╭─ DATA EXTRACTS
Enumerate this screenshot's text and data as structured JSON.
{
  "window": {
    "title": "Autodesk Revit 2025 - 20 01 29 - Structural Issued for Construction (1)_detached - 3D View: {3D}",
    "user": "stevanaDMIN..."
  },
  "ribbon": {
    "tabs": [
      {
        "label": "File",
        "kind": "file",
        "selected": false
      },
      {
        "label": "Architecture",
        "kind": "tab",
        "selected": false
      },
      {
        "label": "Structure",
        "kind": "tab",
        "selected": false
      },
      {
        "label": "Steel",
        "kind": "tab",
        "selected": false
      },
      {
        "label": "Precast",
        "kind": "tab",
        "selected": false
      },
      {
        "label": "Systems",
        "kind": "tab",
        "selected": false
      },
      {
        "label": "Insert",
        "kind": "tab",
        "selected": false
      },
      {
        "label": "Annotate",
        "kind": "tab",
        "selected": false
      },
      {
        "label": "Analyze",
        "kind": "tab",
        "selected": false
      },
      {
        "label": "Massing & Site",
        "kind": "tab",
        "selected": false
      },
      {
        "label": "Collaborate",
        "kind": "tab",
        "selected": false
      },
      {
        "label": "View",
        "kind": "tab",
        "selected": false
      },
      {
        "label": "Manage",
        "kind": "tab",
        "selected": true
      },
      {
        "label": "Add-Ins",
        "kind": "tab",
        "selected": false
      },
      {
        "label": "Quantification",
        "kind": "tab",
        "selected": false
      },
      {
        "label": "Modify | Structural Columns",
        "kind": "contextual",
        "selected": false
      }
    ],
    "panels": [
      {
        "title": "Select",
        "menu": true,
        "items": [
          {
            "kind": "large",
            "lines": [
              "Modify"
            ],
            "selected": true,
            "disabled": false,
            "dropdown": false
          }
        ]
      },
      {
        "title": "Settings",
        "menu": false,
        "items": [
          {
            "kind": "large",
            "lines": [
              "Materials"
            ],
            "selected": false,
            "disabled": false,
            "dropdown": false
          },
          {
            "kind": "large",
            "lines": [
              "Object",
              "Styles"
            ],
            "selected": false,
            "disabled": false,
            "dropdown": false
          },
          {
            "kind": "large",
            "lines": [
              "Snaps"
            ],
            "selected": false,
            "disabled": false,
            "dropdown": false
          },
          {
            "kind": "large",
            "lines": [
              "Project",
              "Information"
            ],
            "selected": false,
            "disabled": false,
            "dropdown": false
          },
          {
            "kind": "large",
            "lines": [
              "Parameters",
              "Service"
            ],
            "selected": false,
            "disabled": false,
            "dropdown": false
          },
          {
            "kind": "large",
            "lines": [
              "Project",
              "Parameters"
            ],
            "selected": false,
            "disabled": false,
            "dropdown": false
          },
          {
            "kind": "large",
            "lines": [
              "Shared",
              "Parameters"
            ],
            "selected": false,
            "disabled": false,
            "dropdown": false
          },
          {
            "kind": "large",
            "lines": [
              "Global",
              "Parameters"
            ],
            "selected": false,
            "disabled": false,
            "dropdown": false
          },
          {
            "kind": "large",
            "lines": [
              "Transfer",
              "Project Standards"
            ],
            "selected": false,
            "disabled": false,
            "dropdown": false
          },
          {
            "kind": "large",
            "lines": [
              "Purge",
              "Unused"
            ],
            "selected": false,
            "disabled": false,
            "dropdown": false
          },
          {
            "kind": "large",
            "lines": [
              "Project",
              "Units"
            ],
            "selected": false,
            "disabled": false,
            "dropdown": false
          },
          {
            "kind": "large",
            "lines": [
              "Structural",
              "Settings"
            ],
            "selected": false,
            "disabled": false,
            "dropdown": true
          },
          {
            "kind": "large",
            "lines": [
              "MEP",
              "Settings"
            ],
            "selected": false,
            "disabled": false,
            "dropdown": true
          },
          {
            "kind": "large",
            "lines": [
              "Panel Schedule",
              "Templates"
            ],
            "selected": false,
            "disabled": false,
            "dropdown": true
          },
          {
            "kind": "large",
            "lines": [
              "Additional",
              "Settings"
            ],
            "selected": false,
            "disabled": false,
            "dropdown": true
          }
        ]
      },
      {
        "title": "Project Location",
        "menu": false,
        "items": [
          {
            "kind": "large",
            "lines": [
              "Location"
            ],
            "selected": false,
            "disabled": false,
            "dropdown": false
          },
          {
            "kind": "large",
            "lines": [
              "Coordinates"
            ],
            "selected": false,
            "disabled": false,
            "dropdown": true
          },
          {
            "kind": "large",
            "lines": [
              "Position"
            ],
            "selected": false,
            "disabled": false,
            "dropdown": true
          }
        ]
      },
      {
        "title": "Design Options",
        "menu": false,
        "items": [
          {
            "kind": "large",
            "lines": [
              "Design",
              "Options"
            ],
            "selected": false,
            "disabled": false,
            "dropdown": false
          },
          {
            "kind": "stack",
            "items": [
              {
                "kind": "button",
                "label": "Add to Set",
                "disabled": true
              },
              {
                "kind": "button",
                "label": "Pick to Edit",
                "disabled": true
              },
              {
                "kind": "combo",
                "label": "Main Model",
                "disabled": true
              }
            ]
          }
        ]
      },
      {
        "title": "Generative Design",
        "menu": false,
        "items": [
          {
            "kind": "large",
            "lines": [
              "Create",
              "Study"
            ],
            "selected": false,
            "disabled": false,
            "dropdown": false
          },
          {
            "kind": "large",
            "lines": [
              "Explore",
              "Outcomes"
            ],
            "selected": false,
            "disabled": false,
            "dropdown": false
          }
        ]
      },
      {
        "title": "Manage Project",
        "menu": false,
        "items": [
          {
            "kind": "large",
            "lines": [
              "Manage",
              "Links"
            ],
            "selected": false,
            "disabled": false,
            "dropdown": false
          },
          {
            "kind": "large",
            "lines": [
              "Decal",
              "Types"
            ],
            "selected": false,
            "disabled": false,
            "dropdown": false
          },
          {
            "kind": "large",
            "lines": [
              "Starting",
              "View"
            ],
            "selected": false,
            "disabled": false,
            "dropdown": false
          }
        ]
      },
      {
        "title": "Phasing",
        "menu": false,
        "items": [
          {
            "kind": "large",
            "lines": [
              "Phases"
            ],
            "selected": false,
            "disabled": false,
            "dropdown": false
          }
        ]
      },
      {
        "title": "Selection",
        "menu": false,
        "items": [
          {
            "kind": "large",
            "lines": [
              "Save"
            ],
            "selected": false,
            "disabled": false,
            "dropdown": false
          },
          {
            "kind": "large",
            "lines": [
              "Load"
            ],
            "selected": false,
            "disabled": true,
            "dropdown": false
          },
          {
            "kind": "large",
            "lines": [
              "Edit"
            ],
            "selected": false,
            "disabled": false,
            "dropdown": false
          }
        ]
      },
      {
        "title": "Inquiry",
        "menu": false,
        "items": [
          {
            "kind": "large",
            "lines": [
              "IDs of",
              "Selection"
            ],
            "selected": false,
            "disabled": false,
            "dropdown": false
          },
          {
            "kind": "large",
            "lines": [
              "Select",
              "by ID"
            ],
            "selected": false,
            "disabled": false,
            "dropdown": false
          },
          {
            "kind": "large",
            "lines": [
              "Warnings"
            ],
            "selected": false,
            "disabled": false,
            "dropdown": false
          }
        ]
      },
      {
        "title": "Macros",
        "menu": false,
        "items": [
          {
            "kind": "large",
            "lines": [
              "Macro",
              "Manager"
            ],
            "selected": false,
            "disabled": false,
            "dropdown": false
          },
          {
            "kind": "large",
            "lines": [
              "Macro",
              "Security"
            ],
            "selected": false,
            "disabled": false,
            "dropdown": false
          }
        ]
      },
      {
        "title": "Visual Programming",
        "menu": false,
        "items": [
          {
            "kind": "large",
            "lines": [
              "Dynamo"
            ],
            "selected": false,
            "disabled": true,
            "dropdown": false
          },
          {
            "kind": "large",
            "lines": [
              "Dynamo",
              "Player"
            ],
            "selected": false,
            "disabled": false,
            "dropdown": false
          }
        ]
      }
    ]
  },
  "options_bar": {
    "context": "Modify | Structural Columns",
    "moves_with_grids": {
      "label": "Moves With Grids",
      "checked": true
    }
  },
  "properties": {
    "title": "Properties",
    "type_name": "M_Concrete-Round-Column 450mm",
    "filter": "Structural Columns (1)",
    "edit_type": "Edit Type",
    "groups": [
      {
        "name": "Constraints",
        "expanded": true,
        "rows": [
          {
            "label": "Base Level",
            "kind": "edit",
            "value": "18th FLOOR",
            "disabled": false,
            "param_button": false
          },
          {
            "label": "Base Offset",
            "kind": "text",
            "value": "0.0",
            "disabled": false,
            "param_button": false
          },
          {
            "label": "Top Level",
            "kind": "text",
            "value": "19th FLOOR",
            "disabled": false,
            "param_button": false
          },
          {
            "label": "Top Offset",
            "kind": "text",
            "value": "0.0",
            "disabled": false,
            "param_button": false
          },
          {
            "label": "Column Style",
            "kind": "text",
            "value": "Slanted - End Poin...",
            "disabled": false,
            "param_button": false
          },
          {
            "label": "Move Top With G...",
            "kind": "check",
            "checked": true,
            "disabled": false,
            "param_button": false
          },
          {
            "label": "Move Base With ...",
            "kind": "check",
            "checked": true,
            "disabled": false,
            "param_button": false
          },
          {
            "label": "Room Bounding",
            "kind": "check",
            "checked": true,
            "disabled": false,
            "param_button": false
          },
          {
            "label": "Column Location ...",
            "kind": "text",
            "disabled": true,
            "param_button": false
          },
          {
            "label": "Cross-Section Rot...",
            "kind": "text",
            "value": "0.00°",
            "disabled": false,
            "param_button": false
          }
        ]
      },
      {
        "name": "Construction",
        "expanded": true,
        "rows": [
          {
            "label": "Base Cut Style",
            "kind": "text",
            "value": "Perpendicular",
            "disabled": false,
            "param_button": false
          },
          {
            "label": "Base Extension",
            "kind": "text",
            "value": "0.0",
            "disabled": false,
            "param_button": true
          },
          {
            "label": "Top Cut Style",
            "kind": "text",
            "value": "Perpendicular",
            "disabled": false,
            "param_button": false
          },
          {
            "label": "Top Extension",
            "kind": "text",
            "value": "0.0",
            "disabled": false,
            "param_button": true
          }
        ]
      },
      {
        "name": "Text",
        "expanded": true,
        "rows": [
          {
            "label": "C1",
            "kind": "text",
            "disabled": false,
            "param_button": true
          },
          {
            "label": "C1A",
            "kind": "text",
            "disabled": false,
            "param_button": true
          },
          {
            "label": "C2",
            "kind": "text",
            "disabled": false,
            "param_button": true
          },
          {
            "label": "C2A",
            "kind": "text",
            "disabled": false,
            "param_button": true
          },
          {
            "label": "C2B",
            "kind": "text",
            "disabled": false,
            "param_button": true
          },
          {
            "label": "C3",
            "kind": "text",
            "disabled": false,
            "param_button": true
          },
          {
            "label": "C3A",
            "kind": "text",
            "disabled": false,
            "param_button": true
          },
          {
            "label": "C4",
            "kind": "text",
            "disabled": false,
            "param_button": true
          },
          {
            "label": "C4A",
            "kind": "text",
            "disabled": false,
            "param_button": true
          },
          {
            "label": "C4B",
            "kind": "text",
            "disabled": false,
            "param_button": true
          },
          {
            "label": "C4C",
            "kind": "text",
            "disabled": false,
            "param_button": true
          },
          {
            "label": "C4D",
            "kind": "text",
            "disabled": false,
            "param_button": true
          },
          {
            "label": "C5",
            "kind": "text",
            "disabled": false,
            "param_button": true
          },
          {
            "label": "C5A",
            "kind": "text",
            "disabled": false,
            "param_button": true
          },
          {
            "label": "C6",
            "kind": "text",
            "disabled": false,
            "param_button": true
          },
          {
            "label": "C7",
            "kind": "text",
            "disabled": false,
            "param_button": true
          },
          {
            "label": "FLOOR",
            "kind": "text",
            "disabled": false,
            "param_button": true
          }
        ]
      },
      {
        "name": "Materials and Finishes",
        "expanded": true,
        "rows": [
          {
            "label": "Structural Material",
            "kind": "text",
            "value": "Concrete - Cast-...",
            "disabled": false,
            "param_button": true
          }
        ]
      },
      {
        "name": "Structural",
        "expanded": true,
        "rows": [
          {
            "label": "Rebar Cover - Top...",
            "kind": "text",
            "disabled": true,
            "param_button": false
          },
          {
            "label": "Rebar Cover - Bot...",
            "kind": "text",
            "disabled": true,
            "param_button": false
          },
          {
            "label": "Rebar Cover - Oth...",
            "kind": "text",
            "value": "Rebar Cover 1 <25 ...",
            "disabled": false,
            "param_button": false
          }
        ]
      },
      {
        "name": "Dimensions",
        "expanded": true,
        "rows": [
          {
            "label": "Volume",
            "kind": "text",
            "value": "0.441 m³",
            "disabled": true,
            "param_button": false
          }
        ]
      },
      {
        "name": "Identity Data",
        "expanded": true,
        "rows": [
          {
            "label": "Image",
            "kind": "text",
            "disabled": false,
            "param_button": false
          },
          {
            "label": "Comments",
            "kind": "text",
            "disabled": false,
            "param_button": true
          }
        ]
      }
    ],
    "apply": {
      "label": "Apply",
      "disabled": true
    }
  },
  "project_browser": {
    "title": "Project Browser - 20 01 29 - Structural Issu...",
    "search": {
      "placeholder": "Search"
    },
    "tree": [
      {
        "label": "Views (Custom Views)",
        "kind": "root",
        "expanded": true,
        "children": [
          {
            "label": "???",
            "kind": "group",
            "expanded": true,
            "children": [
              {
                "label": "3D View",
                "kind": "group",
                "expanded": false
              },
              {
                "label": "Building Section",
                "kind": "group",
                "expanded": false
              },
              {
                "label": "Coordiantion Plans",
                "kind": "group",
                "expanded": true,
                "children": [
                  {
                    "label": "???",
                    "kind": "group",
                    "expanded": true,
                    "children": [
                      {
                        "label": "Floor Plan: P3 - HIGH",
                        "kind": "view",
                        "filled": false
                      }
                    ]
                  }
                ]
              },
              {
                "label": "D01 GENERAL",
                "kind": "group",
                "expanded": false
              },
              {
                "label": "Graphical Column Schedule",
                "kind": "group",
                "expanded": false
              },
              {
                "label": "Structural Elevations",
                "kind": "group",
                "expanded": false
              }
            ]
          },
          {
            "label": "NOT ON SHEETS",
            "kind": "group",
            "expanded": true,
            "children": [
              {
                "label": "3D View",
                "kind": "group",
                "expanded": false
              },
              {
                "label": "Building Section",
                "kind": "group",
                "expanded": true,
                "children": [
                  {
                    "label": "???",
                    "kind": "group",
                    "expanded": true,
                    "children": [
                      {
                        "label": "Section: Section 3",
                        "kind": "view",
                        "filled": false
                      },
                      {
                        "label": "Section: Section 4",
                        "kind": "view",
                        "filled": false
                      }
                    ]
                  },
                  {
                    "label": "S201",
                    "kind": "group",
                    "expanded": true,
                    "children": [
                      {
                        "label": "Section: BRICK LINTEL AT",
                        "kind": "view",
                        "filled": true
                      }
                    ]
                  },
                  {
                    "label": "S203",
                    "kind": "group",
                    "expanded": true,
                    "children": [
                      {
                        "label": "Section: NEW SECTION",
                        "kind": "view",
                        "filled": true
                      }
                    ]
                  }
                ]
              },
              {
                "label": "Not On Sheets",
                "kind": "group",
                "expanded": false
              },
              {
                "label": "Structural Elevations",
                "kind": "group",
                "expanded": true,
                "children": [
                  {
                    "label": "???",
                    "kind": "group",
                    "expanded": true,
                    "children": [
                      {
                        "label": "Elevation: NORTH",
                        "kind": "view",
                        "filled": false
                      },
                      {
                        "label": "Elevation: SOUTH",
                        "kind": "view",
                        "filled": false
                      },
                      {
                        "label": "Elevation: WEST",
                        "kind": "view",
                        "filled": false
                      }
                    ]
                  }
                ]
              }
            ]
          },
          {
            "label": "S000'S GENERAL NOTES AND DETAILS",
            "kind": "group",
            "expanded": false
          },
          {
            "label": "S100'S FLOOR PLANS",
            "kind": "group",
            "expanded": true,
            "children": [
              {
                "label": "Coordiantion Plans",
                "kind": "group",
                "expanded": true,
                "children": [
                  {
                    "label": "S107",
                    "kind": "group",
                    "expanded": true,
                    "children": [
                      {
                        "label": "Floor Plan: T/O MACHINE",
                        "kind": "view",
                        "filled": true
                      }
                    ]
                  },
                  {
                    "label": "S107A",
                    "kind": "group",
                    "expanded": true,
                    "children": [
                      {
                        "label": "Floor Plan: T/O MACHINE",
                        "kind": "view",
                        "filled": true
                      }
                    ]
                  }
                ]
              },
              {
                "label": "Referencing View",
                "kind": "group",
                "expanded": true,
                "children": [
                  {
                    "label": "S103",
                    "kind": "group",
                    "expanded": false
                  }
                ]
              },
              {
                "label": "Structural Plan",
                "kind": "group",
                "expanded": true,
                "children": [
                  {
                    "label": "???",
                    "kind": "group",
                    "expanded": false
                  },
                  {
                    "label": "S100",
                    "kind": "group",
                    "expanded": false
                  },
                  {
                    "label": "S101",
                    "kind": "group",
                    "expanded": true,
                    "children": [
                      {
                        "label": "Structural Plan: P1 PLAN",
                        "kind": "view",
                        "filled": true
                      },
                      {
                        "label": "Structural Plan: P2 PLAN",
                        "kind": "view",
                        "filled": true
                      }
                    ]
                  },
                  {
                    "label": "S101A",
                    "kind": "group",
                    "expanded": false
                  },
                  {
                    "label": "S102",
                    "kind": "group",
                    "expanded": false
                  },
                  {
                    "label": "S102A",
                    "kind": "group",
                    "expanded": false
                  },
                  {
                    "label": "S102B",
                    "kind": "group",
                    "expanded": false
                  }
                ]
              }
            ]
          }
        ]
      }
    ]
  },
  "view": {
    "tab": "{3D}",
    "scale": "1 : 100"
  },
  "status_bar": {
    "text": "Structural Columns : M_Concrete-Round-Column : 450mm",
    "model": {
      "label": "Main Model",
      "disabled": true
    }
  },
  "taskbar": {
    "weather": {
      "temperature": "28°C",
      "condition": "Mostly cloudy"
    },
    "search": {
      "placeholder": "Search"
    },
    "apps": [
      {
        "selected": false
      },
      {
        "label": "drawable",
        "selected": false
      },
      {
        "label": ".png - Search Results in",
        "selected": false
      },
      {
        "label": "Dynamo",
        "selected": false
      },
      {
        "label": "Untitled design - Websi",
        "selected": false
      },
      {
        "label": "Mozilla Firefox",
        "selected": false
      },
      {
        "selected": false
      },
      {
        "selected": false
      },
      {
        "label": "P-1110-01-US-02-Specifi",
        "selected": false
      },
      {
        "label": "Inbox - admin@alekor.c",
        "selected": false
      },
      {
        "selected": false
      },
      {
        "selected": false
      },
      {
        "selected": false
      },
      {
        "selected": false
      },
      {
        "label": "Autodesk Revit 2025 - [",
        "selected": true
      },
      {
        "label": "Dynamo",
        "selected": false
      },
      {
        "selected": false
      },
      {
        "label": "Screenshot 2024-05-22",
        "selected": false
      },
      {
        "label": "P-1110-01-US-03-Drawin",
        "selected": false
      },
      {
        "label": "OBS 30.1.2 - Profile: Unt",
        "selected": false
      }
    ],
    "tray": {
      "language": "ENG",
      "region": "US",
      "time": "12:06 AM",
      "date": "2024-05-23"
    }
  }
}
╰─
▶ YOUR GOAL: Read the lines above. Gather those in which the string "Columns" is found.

▶ EXPECTED ANSWER:
        "label": "Modify | Structural Columns",
    "context": "Modify | Structural Columns",
    "filter": "Structural Columns (1)",
    "text": "Structural Columns : M_Concrete-Round-Column : 450mm",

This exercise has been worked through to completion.